In the future I'm hoping to bring at least a posse of three stealth gankers back to Halfhill and record the ensuing battles for blogging posterity. In the past my guild used to pick fights on Thorium Brotherhood by taking a 10 man raid to Orgrimmar, camping in the entrance tunnel, and timing how long it took before the Horde finally dug us out and wiped us. We were able to get the City Attacker achievement by continually attacking the Horde capital this way, but once we had the achievement our guild lost interest in coming back. I don't know why I'm even bothering attacking Halfhill, because we don't even have the veneer of hunting achievements to justify the organizational cost. Unfortunately in the absence of strategic objectives, factional relevance or jeopardy this is as good as it gets. I think I give WoW too much of a hard time about not having meaningful world PvP - WoW is just not the game I want it to be, and it's not its fault. I don't think it has ever advertised itself as a world PvP game the way Dark Age of Camelot, EVE and Darkfall have done, so really all my whinging and whining is akin to me staring at a cat wishing it was a dog and bitching because it isn't. WoW is a game of many parts, but it is primarily PvE, with a robust, competitive but disconnected ladder PvP competition on the side. Open world PvP is meaningless, unbalanced and just an afterthought. My rogue's dilemma and search for purpose has almost become an existential one, and she wanders a world devoid of meaning, filling her time with brief encounters with strangers that end in grief for one or both of them.

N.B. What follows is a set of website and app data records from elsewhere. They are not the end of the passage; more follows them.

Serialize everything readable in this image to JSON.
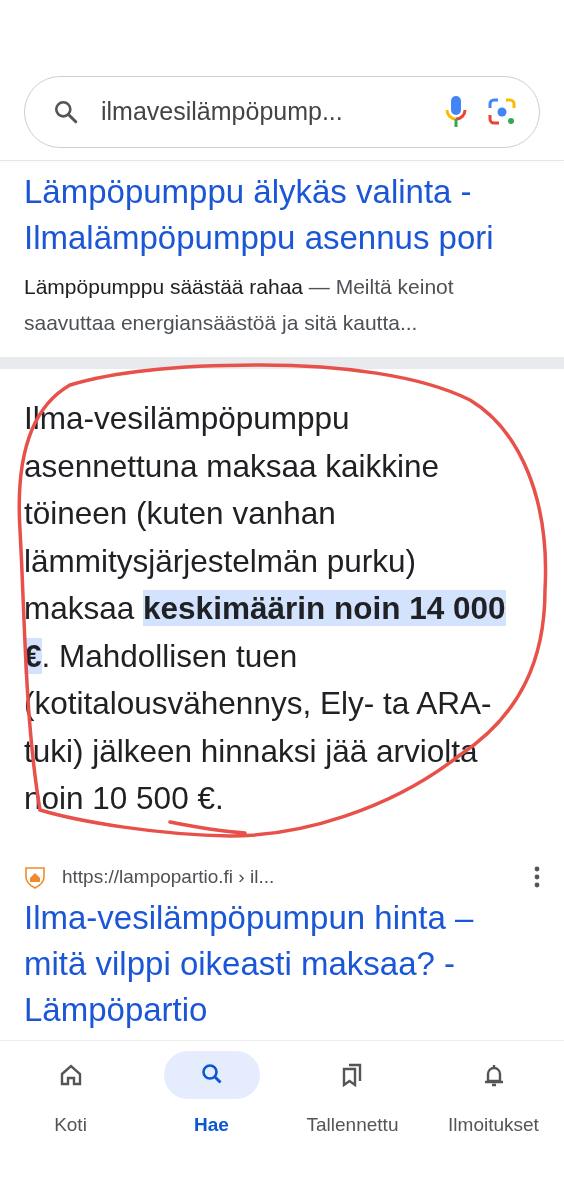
{
  "search": {
    "value": "ilmavesilämpöpump..."
  },
  "results": [
    {
      "kind": "ad",
      "title": "Lämpöpumppu älykäs valinta - Ilmalämpöpumppu asennus pori",
      "snippet_lead": "Lämpöpumppu säästää rahaa",
      "snippet_dash": "—",
      "snippet_rest": "Meiltä keinot saavuttaa energiansäästöä ja sitä kautta..."
    },
    {
      "kind": "featured",
      "text": "Ilma-vesilämpöpumppu asennettuna maksaa kaikkine töineen (kuten vanhan lämmitysjärjestelmän purku) maksaa **keskimäärin noin 14 000 €**. Mahdollisen tuen (kotitalousvähennys, Ely- ta ARA-tuki) jälkeen hinnaksi jää arviolta noin 10 500 €."
    },
    {
      "kind": "organic",
      "url": "https://lampopartio.fi › il...",
      "title": "Ilma-vesilämpöpumpun hinta – mitä vilppi oikeasti maksaa? - Lämpöpartio"
    }
  ],
  "nav": [
    {
      "label": "Koti",
      "selected": false
    },
    {
      "label": "Hae",
      "selected": true
    },
    {
      "label": "Tallennettu",
      "selected": false
    },
    {
      "label": "Ilmoitukset",
      "selected": false
    }
  ]
}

|"Why in God's name are you a cat instead of a DOG?!?"|
Bloody hell, that's a little too close to home for my liking.